Computer forensics Investigation


Computer forensics investigation and analysis represent a method for collecting and preserving evidence from a specific computing device in a manner appropriate for court presentation. The objective of computer forensics investigation is to conduct a systematic inquiry, ensuring a documented chain of evidence, with the aim of discerning precisely the events that transpired on a computing device and identifying those accountable for them.

Why is computer forensics important?

Computer forensics plays a critical role in upholding the credibility of digital evidence presented in legal proceedings.

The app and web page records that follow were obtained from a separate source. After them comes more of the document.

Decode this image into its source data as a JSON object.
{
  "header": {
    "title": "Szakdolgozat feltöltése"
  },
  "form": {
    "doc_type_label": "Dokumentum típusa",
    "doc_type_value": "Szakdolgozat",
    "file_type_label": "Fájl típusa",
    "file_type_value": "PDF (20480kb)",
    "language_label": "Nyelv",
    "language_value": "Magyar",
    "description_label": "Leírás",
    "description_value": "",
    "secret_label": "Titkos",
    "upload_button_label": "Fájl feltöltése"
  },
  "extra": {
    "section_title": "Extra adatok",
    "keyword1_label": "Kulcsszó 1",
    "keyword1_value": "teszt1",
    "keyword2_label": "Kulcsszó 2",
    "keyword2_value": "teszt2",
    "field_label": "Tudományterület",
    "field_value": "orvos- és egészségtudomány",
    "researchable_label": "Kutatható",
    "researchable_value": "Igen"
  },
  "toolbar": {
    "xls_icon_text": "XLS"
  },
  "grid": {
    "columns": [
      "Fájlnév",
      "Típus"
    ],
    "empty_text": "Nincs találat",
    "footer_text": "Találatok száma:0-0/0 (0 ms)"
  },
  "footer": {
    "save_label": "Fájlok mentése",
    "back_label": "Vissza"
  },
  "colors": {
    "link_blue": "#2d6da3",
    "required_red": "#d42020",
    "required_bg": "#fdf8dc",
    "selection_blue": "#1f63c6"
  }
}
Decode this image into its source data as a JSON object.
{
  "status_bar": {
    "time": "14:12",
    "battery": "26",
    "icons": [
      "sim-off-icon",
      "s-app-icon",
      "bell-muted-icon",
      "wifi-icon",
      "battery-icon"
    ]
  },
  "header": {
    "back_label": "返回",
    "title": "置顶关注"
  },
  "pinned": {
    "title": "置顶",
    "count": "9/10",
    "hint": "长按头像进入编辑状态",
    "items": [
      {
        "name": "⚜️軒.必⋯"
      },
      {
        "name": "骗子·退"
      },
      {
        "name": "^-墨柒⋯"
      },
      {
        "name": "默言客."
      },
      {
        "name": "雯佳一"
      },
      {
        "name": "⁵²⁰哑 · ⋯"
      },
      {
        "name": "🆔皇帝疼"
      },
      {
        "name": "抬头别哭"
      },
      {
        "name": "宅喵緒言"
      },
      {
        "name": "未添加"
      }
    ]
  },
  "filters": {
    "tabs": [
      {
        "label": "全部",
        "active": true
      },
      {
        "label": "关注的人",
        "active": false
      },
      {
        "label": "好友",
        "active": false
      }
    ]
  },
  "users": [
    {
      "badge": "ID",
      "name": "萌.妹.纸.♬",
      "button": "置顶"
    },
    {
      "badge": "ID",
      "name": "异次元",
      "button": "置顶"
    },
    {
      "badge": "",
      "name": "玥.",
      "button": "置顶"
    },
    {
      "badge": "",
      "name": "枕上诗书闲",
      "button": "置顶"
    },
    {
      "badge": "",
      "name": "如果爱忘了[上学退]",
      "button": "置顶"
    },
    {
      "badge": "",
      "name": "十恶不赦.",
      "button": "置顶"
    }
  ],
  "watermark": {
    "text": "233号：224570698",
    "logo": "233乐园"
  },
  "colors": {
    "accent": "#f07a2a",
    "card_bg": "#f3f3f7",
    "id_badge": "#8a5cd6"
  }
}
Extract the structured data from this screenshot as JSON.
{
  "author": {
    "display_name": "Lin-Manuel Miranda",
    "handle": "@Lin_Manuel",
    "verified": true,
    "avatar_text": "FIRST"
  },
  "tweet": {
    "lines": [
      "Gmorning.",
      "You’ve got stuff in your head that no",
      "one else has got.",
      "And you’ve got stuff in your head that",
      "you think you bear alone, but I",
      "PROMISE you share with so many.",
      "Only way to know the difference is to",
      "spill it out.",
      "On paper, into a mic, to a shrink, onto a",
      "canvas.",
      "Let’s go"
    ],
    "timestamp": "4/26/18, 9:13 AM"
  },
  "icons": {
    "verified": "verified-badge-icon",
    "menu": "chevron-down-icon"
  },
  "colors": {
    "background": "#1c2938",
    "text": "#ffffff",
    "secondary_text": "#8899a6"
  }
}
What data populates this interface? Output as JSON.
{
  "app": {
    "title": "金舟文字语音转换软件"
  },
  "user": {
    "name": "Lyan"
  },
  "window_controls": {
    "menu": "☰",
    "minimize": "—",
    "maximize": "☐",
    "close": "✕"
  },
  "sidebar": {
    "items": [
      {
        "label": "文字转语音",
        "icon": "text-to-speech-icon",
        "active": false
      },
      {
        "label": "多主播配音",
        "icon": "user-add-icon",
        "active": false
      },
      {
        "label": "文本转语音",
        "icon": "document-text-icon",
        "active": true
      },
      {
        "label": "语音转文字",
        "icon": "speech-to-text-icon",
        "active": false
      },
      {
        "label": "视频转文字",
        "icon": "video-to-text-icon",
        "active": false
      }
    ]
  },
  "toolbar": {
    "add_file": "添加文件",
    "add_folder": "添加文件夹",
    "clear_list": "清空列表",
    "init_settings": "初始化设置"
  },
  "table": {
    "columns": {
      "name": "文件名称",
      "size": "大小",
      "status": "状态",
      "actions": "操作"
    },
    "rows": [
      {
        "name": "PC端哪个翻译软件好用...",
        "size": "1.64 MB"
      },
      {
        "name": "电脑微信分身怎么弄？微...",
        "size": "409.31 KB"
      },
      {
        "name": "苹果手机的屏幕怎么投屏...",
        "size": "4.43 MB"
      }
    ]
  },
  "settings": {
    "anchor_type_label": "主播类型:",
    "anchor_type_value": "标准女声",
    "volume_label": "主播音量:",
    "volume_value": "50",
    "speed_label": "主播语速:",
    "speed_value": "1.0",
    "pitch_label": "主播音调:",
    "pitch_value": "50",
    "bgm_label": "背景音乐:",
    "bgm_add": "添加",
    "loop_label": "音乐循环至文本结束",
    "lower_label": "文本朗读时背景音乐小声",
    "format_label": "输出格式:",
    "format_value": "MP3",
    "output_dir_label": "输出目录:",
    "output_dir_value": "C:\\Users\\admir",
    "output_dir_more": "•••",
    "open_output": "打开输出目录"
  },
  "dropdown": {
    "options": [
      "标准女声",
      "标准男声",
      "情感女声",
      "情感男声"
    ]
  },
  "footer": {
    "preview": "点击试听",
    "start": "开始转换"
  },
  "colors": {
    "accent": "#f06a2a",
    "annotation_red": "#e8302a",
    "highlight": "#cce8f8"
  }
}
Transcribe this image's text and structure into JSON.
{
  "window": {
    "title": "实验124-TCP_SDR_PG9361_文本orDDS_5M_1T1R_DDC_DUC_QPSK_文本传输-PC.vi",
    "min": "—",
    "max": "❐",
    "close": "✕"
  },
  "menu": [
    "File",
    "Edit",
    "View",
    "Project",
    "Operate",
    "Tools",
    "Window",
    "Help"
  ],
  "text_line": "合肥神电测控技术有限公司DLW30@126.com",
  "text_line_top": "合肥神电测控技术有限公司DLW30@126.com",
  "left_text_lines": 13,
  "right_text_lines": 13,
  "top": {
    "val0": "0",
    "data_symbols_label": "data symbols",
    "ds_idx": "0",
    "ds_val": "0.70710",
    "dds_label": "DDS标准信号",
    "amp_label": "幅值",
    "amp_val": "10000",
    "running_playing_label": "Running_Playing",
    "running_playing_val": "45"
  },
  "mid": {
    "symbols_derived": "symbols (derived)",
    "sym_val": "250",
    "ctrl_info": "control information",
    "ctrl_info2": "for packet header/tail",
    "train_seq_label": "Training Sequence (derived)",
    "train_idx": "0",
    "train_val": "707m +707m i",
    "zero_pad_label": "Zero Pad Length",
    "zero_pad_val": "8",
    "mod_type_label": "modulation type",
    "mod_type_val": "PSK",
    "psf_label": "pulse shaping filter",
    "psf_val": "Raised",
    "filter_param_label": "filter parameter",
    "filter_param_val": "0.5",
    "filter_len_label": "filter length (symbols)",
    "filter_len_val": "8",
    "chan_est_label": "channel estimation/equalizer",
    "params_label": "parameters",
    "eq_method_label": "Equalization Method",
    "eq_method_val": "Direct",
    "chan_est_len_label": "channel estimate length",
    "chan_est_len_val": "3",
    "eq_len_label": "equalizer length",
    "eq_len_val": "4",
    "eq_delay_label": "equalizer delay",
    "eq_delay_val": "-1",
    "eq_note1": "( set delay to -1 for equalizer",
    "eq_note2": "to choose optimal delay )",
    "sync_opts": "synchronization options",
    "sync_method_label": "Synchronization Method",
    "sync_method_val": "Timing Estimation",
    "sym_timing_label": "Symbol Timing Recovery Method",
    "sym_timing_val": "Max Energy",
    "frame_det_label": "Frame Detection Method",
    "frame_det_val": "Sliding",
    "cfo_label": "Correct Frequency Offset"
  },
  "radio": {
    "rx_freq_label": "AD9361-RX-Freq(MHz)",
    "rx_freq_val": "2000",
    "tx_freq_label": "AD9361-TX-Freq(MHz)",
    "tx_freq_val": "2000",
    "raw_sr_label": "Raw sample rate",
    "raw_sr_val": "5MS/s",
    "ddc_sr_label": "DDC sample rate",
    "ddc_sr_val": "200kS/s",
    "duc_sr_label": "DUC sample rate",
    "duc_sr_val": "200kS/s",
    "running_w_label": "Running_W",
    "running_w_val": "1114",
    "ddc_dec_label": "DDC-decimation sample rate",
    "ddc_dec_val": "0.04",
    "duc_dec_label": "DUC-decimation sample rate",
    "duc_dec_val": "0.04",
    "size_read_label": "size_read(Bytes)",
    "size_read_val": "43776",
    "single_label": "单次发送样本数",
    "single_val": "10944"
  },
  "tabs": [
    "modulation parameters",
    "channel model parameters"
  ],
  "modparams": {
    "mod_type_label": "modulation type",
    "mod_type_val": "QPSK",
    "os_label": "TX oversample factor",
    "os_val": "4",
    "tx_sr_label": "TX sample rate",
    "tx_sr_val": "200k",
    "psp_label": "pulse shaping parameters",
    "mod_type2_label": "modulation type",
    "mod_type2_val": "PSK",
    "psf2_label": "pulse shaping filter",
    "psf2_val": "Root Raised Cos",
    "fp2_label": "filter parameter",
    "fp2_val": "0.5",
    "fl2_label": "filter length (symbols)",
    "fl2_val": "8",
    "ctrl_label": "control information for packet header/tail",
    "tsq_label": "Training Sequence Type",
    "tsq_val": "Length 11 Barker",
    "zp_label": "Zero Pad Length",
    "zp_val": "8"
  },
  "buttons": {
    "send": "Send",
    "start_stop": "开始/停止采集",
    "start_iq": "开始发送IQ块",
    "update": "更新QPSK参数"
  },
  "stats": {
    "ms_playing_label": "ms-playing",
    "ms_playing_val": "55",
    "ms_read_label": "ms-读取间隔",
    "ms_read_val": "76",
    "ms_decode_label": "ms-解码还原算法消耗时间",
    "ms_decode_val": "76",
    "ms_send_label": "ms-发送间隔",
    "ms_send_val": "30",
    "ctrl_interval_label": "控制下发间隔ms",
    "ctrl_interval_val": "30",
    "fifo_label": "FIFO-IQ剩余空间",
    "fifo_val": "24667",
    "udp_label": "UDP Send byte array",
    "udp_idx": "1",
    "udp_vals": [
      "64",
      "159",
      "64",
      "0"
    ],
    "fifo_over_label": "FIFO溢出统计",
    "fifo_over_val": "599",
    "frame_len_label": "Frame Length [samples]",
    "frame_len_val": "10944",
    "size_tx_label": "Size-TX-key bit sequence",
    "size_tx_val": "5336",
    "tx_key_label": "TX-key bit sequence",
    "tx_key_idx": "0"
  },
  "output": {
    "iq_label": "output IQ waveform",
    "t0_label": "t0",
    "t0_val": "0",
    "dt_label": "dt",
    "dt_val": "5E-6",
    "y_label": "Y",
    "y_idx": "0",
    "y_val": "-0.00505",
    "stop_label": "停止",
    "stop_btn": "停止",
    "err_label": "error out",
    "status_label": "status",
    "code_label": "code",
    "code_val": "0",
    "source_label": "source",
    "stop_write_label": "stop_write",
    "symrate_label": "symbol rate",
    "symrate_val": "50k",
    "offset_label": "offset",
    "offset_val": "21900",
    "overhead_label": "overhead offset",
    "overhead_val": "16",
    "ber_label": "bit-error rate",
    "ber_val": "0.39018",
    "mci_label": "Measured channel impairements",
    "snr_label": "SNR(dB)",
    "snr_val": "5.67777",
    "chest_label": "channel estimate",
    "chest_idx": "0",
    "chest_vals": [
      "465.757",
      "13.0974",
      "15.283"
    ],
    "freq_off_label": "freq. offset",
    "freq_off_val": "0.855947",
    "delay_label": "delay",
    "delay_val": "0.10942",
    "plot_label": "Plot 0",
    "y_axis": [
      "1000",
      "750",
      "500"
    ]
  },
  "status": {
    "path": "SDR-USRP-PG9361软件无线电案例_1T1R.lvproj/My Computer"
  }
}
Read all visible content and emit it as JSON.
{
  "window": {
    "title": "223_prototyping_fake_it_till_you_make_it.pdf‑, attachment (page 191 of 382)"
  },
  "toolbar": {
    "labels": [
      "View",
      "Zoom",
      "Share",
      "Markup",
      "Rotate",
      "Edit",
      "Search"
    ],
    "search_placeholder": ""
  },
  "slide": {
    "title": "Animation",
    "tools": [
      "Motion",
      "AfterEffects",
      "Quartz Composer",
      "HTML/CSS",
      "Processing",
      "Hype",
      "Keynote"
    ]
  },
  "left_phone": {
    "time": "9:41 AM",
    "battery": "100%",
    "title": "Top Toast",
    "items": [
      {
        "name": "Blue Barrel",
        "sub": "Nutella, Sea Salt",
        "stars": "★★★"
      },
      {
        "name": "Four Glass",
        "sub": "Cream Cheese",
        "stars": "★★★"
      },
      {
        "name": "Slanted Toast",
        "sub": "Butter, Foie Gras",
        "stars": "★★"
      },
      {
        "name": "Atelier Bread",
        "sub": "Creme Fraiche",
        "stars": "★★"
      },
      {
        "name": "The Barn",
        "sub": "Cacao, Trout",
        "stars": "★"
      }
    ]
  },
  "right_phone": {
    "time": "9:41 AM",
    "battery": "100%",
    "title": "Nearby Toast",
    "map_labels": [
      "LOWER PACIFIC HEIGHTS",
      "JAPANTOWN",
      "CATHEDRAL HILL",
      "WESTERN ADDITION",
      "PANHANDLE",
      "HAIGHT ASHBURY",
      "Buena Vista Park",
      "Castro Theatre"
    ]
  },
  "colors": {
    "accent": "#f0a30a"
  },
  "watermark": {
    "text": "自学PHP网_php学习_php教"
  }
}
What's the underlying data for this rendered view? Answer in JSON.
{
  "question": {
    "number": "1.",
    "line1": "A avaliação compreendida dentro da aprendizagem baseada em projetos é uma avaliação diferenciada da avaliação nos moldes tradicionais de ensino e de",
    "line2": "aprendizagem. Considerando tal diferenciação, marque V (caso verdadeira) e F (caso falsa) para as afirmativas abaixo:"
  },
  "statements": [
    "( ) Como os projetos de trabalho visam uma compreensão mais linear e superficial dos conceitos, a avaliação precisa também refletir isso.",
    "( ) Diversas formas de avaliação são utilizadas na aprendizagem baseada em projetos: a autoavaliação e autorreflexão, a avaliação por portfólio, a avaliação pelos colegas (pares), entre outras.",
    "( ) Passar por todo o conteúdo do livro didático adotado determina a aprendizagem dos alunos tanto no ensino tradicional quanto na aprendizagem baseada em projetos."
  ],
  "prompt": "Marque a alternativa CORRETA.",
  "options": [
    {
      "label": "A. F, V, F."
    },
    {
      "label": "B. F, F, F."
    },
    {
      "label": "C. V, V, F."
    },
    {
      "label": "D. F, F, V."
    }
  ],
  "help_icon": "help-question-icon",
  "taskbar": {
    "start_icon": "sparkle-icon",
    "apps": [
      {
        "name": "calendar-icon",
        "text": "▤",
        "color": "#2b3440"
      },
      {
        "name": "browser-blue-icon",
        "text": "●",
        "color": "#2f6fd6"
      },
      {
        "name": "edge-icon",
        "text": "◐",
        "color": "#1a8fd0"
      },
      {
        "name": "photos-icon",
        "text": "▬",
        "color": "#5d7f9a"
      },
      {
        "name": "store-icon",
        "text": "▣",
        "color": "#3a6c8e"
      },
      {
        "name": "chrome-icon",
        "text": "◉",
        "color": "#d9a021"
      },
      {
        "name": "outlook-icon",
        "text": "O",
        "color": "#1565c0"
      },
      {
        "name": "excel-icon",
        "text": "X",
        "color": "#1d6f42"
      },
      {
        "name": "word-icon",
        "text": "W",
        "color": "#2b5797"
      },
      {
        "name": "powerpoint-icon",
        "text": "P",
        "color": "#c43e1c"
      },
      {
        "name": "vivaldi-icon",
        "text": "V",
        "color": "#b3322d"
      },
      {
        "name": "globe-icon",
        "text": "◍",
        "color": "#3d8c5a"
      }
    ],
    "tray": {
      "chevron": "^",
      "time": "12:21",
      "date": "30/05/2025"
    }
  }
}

With the increasing ubiquity of computers and data-collecting devices in various aspects of life, the significance of digital evidence and the forensic processes involved in its collection, preservation, and investigation has heightened, particularly in the resolution of crimes and legal matters.

The initiation of a computer forensics investigation involves gathering information in a manner that preserves its integrity. Subsequently, investigators analyze the data or system to ascertain whether any alterations occurred, the nature of these changes, and the identity of the individual responsible for them. Notably, computer forensics is not solely confined to criminal investigations; it is also employed in data recovery scenarios. In instances such as a crashed server, failed drive, or reformatted operating system (OS), the forensic process is utilized to retrieve data when a system unexpectedly ceases to function

Types of computer forensics

There are various types of computer forensic examinations. Each deal with a specific aspect of information technology. Some of the main types include the following:

  • Database forensics: The examination of information contained in databases, both data and related metadata.
  • Email forensics: The recovery and analysis of emails and other information contained in email platforms, such as schedules and contacts.
  • Malware forensics: Sifting through code to identify possible malicious programs and analyzing their payload. Such programs may include Trojan horses, ransomware or various viruses.
  • Memory forensics: Collecting information stored in a computer's random-access memory (RAM) and cache.
  • Network forensics: Looking for evidence by monitoring network traffic, using tools such as a firewall or intrusion detection system.
  • Mobile forensics: Mobile forensics is a branch of digital forensics related to the recovery of digital evidence from mobile devices in such a way that the evidence is preserved in a forensically sound condition
    The growing need for mobile device forensics is driven by:
    • Use of mobile phones to store and transmit personal and corporate information
    • Use of mobile phones in online transactions
How does computer forensics work? Data collection :
  • Electronically stored information must be collected in a way that maintains its integrity. This often involves physically isolating the device under investigation to ensure it cannot be accidentally contaminated or tampered with.
  • Examiners make a digital copy, also called a forensic image, of the device's storage media, and then they lock the original device in a safe facility to maintain its pristine condition. The investigation is conducted on the digital copy
Analysis :
  • Investigators analyse digital copies of storage media in a sterile environment to gather the information for a case.
  • Various tools are used to assist in this process, including Basis Technology's Autopsy for hard drive investigations
Presentation :
  • The forensic investigators present their findings in a legal proceeding, where a court uses them to help determine the result of a lawsuit.
  • In a data recovery situation, forensic investigators present what they were able to recover from a compromised system.